ERIC Number: ED363509
Record Type: RIE
Publication Date: 1993-Apr
Effects of Instructional Differences among Ability Groups on Student Achievment in Middle-School Science and Mathematics.
Hoffer, Thomas B.; Gamoran, Adam
This paper analyzes the effects of ability grouping on middle school math and science achievement, attempting to account for these effects in terms of measurable classroom experiences of students. It is hypothesized that grouping effects operate through classroom instructional differences. Data collected from a national sample of public school students and teachers reveal large effects of group placement on 8th-to-9th grade achievement growth, and substantial track differences appear for several instructional variables. Adding the instructional variables to the achievement models shows that 75 percent of the high-ability group effect on science achievement, but only 17 to 33 percent of the mathematics track effects are accounted for by the instructional variables. The largest instructional effects on mathematics achievement are associated with emphases on problem solving and understanding principles (as opposed to computational mechanics), the pacing of the course, and the use of lectures to present the material. The largest effects on science achievement are found for measures of "inquiry-based" instruction, the use of lectures and small-group projects, and student assessments of the accessibility of the subject matter. (Author)
Publication Type: Reports - Research
Education Level: N/A
Sponsor: Office of Educational Research and Improvement (ED), Washington, DC.; National Science Foundation, Washington, DC.

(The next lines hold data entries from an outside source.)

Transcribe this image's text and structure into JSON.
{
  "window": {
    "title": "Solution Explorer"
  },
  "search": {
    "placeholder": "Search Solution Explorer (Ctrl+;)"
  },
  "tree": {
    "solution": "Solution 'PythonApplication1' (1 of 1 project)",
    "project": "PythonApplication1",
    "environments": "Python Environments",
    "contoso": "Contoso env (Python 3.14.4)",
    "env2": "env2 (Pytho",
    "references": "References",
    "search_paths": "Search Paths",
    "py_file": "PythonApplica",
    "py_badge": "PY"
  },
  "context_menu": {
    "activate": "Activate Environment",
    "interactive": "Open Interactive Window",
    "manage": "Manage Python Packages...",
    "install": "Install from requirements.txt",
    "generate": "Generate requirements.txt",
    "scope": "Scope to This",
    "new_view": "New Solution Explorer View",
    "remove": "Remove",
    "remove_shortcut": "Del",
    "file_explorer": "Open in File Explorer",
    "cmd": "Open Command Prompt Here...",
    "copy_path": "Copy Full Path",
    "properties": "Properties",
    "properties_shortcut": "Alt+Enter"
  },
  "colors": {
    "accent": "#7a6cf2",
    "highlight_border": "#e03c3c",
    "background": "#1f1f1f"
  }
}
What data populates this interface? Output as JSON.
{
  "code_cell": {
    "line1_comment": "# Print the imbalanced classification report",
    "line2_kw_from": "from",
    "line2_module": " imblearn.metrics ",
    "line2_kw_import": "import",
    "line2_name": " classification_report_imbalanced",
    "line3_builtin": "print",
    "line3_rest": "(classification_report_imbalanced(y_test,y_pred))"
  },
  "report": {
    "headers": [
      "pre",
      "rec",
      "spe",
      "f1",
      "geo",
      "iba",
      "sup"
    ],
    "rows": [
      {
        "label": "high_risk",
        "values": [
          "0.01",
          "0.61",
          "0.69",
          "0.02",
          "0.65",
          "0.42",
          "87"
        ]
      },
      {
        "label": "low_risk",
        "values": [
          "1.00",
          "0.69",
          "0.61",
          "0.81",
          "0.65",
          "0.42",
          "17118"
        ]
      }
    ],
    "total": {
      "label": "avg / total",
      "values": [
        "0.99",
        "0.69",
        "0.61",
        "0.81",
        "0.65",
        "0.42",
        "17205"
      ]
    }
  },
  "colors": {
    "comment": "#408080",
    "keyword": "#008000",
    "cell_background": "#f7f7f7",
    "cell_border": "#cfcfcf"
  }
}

Authoring Institution: Center on Organization and Restructuring of Schools, Madison, WI.; Northern Illinois Univ., De Kalb.